**Records**

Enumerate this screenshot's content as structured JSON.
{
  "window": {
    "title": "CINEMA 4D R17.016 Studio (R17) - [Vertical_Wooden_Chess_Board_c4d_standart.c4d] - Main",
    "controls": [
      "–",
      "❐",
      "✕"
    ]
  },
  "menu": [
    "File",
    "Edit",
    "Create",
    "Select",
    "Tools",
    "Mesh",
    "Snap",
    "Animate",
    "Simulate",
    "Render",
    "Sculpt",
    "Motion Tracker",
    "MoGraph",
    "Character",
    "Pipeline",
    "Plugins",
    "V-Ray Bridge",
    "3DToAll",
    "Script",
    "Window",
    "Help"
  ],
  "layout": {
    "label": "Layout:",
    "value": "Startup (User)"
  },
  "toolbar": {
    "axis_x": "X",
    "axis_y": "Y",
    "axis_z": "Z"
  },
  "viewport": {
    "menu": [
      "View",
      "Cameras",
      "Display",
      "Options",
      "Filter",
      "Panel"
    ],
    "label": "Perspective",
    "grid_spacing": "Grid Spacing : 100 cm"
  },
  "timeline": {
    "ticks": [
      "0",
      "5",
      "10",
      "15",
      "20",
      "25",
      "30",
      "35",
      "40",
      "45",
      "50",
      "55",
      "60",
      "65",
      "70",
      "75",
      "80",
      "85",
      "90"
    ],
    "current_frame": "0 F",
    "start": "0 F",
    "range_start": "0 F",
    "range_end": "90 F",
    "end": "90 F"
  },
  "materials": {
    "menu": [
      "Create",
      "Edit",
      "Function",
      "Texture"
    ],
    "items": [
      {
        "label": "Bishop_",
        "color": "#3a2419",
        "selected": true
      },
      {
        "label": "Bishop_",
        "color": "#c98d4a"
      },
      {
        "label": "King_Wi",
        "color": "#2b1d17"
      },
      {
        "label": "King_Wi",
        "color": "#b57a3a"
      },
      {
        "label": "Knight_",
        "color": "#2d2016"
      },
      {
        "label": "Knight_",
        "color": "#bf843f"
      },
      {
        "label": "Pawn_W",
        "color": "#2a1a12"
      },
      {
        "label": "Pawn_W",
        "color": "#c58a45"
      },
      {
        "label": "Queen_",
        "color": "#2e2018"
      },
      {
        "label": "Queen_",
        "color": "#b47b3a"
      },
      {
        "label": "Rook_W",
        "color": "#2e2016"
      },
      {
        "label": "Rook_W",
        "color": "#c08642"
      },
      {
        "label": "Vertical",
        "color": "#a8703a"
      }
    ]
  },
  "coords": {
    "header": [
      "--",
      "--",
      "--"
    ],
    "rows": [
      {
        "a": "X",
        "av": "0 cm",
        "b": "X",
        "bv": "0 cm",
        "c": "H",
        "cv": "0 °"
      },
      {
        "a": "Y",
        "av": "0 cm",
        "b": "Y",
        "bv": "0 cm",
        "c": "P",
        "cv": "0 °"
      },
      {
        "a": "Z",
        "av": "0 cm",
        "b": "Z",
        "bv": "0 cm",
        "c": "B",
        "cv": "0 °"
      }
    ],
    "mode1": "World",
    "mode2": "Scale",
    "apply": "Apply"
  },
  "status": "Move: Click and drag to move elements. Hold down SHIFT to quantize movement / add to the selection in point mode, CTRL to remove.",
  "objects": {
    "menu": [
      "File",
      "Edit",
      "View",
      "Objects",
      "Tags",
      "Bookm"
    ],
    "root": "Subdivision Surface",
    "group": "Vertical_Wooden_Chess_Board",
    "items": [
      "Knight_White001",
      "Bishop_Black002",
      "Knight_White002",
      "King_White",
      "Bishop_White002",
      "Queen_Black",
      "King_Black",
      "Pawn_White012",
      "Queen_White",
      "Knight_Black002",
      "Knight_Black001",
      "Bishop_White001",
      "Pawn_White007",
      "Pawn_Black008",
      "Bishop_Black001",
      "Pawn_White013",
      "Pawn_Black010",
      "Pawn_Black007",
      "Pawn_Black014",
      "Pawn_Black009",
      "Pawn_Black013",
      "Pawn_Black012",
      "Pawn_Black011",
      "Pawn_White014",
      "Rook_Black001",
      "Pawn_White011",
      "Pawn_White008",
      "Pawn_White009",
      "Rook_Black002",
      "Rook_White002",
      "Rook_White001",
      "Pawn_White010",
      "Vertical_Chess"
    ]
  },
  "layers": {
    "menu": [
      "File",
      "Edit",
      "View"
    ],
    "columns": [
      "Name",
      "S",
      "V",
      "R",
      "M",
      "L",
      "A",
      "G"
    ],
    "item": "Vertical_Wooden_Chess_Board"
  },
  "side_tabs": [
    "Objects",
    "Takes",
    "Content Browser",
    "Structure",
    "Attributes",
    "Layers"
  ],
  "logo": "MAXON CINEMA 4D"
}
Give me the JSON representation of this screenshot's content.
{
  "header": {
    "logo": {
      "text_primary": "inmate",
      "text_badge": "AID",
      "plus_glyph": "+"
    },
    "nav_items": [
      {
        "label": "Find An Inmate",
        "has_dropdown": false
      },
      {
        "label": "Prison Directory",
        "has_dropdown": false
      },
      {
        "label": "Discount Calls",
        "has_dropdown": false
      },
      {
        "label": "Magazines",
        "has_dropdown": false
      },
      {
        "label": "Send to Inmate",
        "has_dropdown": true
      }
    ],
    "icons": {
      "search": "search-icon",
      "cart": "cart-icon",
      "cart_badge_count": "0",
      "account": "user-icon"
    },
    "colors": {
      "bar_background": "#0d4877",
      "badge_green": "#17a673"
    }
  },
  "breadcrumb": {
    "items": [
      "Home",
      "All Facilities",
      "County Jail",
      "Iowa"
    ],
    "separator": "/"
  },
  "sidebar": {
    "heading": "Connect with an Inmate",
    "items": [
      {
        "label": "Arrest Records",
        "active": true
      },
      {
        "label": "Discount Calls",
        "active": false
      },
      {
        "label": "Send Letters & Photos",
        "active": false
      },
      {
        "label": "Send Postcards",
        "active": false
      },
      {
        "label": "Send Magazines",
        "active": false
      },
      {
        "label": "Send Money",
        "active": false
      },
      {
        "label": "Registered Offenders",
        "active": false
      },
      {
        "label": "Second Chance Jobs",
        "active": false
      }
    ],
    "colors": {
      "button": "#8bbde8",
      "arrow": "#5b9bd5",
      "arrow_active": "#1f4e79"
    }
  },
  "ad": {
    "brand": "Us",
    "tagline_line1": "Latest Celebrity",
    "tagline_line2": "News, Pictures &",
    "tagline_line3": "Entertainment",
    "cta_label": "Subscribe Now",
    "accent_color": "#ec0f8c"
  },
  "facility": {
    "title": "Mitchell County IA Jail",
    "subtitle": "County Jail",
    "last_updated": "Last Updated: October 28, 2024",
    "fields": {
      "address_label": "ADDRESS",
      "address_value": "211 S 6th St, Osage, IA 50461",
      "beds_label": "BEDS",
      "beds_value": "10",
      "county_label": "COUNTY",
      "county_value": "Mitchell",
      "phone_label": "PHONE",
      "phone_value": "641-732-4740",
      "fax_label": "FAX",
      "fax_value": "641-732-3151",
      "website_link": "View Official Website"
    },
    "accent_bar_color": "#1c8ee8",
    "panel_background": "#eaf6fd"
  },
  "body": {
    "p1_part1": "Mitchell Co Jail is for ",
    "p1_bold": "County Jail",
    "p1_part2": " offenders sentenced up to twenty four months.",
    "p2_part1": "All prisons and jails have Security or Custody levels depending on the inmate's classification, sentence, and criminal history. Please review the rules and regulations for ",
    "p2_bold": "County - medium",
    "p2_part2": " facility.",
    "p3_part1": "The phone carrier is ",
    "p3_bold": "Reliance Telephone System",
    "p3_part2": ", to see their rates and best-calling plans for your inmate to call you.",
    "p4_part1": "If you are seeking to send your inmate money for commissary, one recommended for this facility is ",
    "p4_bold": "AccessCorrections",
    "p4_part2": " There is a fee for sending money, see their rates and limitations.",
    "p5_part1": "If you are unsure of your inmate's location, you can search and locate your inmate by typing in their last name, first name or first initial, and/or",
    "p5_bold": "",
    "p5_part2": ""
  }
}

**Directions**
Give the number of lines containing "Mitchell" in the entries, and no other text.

**Written answer**
3